TASK DATA

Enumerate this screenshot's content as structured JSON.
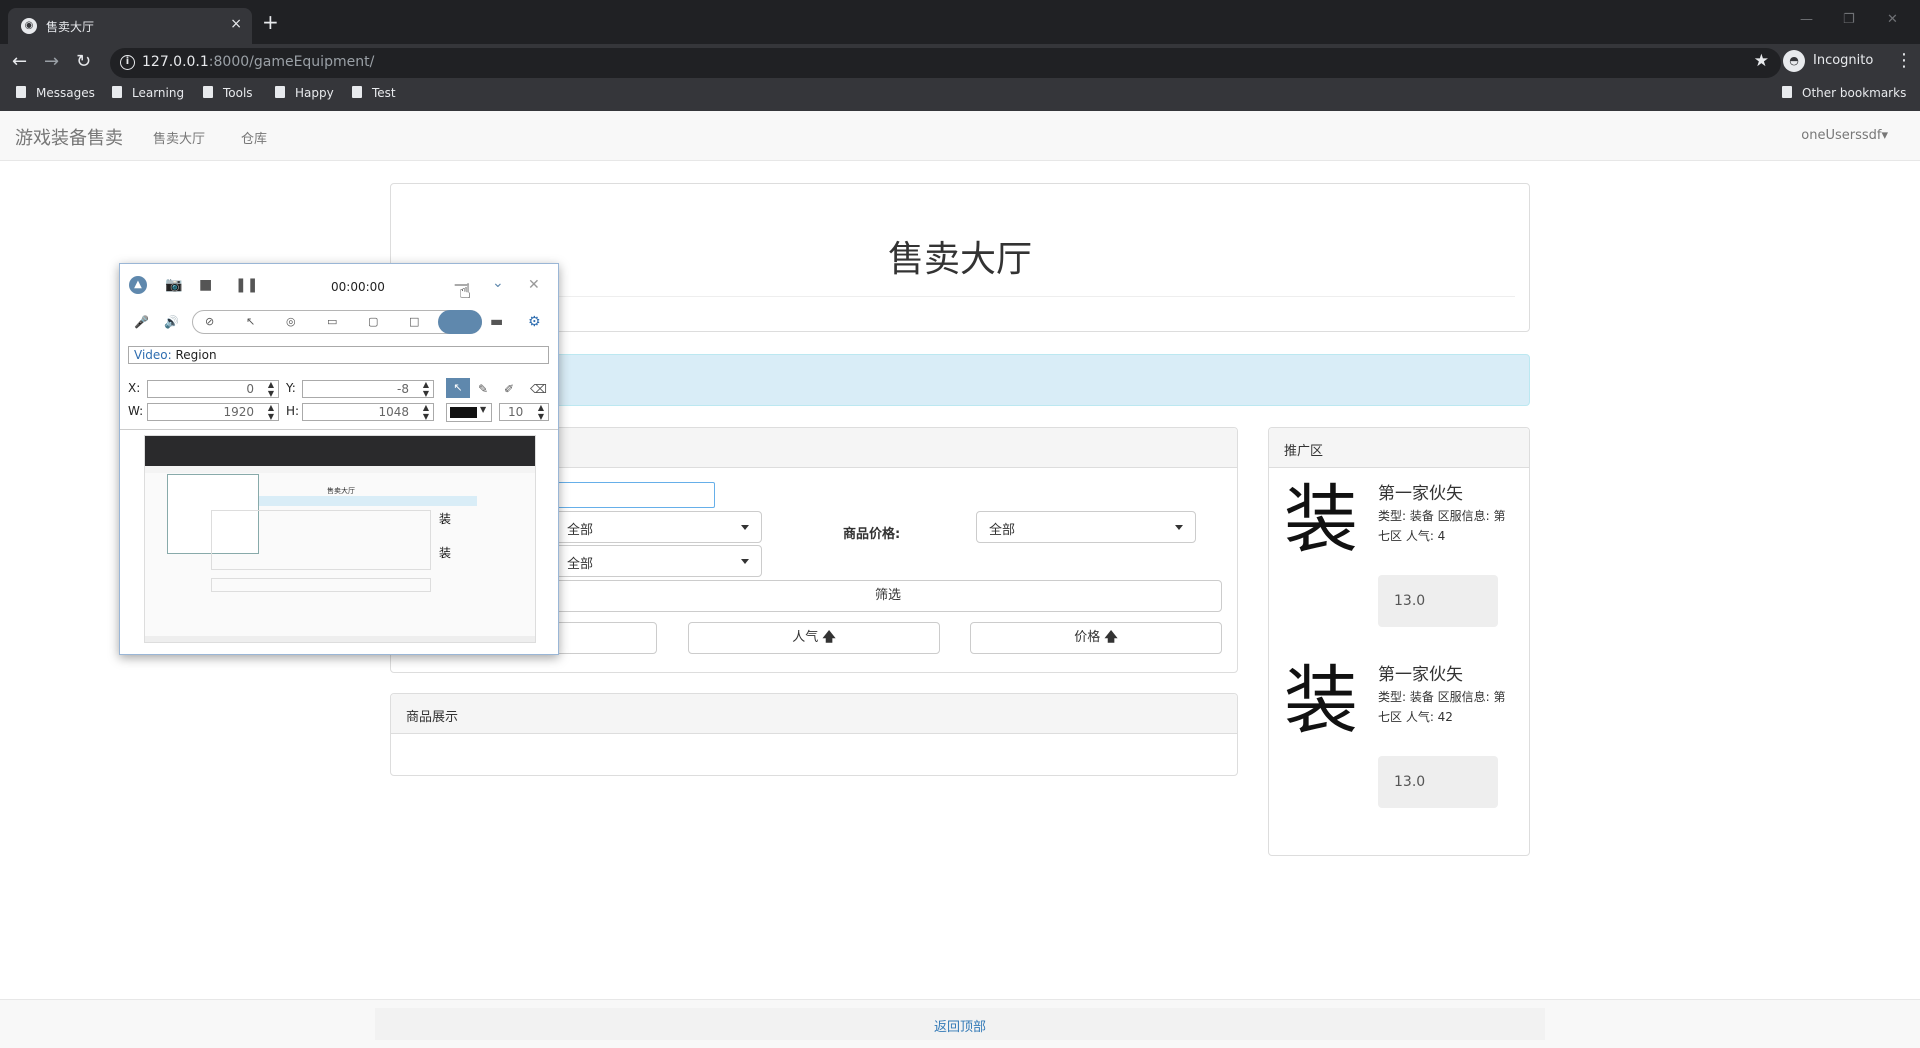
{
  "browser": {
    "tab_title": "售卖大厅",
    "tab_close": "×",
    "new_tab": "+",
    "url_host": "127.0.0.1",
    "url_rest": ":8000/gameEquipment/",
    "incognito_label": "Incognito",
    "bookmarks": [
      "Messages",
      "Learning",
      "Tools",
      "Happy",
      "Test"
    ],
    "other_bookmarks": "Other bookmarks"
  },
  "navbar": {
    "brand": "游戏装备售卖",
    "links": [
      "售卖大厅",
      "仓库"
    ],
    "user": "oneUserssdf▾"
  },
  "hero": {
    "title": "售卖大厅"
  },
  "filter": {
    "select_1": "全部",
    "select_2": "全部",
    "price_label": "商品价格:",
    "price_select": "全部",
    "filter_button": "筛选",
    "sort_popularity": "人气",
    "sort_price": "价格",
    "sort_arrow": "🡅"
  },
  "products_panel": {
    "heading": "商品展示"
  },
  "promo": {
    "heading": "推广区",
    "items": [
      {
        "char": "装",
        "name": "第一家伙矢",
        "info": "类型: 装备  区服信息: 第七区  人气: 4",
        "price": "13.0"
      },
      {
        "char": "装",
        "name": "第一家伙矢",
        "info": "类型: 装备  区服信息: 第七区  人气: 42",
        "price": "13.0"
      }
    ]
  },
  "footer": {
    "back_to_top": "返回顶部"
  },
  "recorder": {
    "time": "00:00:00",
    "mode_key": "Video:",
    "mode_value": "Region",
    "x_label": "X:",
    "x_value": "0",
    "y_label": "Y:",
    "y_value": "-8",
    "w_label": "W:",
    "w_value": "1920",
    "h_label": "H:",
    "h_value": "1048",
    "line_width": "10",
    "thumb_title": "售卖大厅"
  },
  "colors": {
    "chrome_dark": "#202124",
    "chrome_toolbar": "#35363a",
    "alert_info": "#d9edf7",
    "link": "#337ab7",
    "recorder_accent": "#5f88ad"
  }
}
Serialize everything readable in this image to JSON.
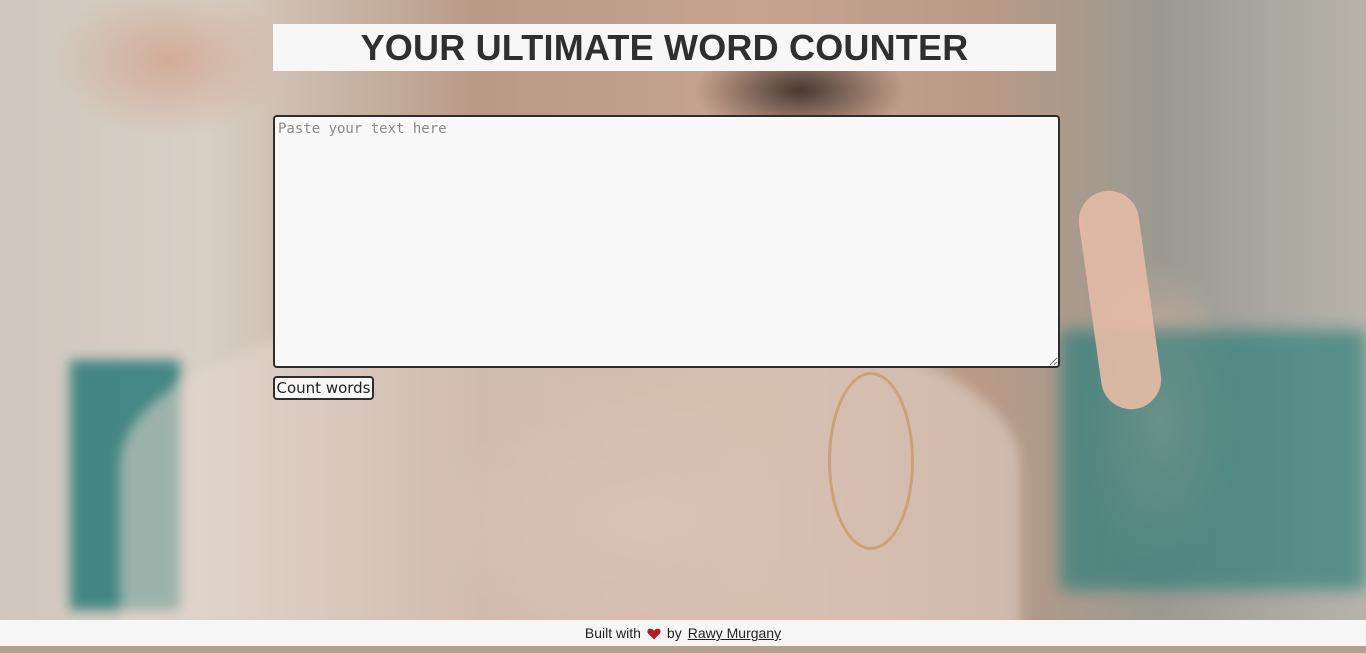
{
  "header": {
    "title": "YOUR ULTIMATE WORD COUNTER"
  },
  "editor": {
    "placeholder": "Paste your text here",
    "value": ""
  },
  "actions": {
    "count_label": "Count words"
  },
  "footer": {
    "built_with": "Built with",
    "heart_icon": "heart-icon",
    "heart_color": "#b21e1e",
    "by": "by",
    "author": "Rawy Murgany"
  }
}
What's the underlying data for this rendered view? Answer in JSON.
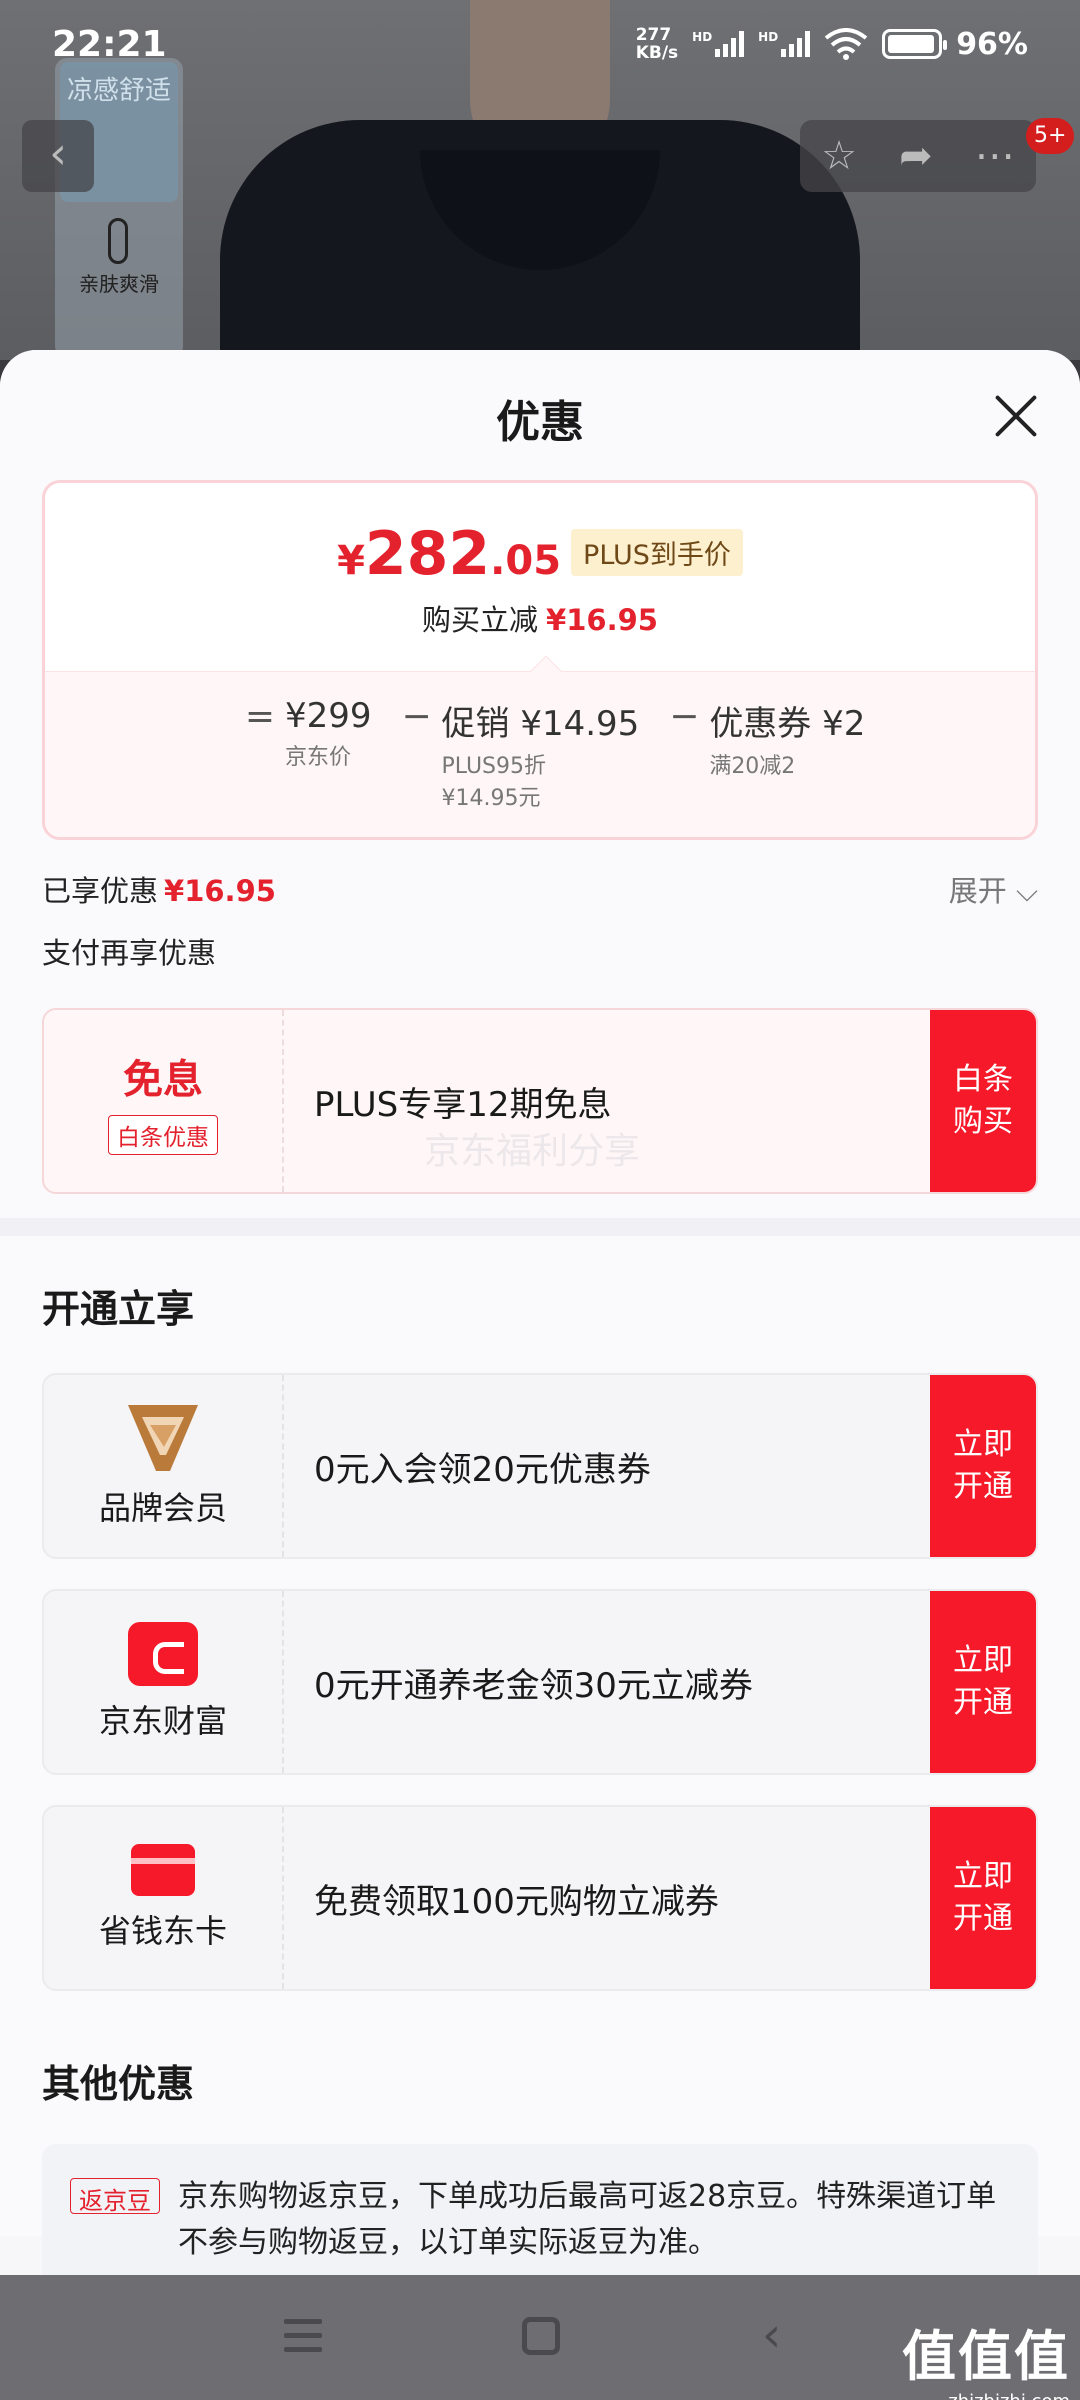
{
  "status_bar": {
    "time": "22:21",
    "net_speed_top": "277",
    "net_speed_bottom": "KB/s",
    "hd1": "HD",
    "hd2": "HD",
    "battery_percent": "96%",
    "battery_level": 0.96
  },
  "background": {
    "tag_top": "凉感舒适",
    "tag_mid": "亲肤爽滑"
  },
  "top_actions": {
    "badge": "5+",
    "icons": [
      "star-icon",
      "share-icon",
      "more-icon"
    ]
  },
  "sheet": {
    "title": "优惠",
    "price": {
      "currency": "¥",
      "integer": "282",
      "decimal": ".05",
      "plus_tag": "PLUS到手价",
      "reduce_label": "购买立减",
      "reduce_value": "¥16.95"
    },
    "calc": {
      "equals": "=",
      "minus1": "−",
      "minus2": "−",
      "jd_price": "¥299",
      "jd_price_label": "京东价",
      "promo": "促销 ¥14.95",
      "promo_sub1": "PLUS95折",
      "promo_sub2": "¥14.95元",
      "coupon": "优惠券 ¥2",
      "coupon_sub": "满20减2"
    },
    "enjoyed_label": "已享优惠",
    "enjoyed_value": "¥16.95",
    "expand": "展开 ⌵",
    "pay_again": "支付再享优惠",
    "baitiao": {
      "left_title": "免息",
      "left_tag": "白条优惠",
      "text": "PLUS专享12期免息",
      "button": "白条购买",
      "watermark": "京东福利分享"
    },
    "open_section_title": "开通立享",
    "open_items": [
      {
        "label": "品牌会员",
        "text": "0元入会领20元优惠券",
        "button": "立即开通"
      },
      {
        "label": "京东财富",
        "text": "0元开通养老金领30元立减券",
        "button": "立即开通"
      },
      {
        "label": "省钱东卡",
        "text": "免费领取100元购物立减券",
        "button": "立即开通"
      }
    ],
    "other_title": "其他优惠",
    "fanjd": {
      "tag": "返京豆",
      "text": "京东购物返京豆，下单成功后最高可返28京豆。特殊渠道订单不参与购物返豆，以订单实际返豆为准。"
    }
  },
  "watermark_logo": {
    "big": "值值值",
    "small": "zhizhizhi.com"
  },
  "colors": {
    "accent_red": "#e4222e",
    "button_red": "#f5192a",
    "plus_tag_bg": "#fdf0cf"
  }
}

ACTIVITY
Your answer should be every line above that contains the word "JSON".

RESPONSE TO THIS EXERCISE
Enumerate this screenshot's content as structured JSON.
Serialize everything readable in this image to JSON.
What's the underlying data for this rendered view? Answer in JSON.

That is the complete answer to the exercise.